Just when you think that minimalist music was reaching an artistic dead-end, a musical act comes along that opens up new vistas. This time, it’s the Dawn of Midi, a trio with far-flung heritages
How do you react when you hear or read the term “smooth jazz”? Does it conjure up visions of Kenny G flittering up and down scales as he’s swaying with his long, curly locks tousling about and holding his straight sax off to the side of his mouth?
A fresh new funky tune with a percolating groove, twisting sax/keyboard lines, and bubbling, tasty jazz guitar licks.
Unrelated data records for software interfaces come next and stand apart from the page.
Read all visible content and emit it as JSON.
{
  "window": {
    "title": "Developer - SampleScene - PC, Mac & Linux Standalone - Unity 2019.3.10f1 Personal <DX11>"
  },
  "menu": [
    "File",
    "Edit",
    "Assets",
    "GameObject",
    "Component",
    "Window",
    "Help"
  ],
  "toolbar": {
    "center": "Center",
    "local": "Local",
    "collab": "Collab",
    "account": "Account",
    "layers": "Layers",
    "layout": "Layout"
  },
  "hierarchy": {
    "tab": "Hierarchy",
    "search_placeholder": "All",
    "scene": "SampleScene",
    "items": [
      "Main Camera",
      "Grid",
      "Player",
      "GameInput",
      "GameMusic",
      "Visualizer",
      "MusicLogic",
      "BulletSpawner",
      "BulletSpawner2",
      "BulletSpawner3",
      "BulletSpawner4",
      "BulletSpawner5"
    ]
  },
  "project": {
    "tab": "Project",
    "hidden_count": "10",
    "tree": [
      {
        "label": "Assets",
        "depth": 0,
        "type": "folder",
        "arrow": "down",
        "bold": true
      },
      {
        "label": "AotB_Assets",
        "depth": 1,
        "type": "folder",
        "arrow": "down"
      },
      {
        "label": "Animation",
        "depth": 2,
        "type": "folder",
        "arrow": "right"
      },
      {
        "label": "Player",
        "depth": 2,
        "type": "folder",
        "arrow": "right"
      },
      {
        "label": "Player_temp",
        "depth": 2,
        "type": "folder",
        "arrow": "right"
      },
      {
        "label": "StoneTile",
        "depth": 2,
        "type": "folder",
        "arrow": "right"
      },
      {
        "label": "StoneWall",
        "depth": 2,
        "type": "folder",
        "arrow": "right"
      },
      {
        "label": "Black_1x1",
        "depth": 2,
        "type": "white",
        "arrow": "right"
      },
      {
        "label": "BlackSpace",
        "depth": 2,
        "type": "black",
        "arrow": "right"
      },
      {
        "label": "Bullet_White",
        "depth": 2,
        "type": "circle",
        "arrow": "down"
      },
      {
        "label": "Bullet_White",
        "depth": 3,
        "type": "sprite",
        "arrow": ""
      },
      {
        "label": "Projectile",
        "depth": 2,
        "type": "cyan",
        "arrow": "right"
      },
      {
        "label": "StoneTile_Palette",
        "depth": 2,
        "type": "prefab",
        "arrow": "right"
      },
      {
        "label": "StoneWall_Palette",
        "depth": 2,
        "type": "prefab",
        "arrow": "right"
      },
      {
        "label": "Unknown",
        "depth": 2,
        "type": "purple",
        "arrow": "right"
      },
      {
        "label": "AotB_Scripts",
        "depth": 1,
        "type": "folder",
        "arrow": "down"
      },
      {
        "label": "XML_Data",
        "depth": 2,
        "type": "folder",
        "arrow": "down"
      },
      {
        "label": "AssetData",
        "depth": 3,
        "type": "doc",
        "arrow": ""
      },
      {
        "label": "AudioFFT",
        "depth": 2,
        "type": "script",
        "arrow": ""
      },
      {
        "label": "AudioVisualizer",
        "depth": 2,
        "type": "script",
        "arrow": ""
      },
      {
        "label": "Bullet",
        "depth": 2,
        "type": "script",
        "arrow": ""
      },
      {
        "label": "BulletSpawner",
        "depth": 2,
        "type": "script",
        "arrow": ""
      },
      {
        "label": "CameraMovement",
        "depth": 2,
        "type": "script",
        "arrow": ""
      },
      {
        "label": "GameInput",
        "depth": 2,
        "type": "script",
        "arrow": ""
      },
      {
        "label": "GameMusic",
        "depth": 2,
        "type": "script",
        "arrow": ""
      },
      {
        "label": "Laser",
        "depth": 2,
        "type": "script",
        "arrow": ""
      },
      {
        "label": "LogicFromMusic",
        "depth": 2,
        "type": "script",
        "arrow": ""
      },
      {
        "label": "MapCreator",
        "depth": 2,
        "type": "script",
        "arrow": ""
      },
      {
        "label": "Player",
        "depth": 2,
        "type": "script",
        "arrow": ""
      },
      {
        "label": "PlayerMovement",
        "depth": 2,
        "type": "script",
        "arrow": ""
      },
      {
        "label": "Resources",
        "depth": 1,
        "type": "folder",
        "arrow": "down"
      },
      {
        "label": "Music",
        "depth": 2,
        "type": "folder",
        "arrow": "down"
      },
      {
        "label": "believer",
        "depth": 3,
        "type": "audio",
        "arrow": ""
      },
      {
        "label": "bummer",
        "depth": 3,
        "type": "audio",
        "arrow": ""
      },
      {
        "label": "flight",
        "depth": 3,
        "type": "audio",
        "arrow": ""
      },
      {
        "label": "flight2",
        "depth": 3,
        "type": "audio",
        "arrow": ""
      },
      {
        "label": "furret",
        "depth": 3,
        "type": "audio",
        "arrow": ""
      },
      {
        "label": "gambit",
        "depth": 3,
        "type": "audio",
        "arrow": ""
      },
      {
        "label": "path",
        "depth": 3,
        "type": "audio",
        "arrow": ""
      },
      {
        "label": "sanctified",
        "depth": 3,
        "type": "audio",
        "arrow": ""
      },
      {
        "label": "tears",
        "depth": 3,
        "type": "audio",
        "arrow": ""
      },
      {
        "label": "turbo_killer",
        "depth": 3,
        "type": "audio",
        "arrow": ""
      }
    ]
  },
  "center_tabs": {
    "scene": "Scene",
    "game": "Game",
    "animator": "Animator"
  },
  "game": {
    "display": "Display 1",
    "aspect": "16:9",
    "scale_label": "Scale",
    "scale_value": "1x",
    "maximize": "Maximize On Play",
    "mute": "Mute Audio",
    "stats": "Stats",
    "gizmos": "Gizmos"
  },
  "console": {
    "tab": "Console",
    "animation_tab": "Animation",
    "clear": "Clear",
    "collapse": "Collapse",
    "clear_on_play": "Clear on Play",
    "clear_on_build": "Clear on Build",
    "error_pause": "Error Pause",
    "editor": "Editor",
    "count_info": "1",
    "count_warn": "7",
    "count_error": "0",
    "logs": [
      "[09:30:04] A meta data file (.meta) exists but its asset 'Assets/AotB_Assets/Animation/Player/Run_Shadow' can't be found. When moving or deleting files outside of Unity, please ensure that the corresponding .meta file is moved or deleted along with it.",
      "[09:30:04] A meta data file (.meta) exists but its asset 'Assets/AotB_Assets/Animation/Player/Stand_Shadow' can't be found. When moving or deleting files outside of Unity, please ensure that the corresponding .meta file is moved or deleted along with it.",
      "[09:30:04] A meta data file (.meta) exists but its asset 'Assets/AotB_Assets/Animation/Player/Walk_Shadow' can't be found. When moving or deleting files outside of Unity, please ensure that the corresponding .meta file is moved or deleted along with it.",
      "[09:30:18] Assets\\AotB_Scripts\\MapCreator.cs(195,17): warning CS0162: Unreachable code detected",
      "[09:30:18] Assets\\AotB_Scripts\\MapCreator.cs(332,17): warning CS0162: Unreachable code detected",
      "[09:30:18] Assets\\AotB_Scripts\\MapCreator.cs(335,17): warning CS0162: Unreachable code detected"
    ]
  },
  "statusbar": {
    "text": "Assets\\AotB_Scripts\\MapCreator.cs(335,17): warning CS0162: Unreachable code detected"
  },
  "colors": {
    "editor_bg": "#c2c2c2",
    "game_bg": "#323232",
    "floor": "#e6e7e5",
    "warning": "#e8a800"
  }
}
That can only mean one thing: The Jeff Lorber Fusion is set to return
A couple of years ago I set out to shine a light on stellar fusion records in a decade where the genre started running out of ideas, passion and gumption.
Months before Miles Davis entered the studio with an impressive assemblage of jazz musicians to create his signature jazz-rock masterwork Bitches Brew, a fringe rock star and an little-known jazz violinist from France got together to make some proto-fusion
She’s one of the world’s most famous avant-garde performers of all time, not so much because of her works but because of who became her soulmate.
They have a mysterious (and humorous) name, and the Ghosts Of The Holy Ghost Spermic Brotherhood are a little mysterious themselves. However, they did make a self-titled record that should go on sale any day, now.
An authority no less than Pat Metheny once said of fellow guitarist Ben Monder, “Monder is a very evolved kind of musician — great chord voicing and just excellent playing.”
So yesterday I read Matthew Shipp’s review of Keith Jarrett’s latest album Somewhere, or least ostensibly, it was a review.
Edward Ricart and Nick Millevoi are guitarists who have staked their musical careers on the experimental fringes of metal and jazz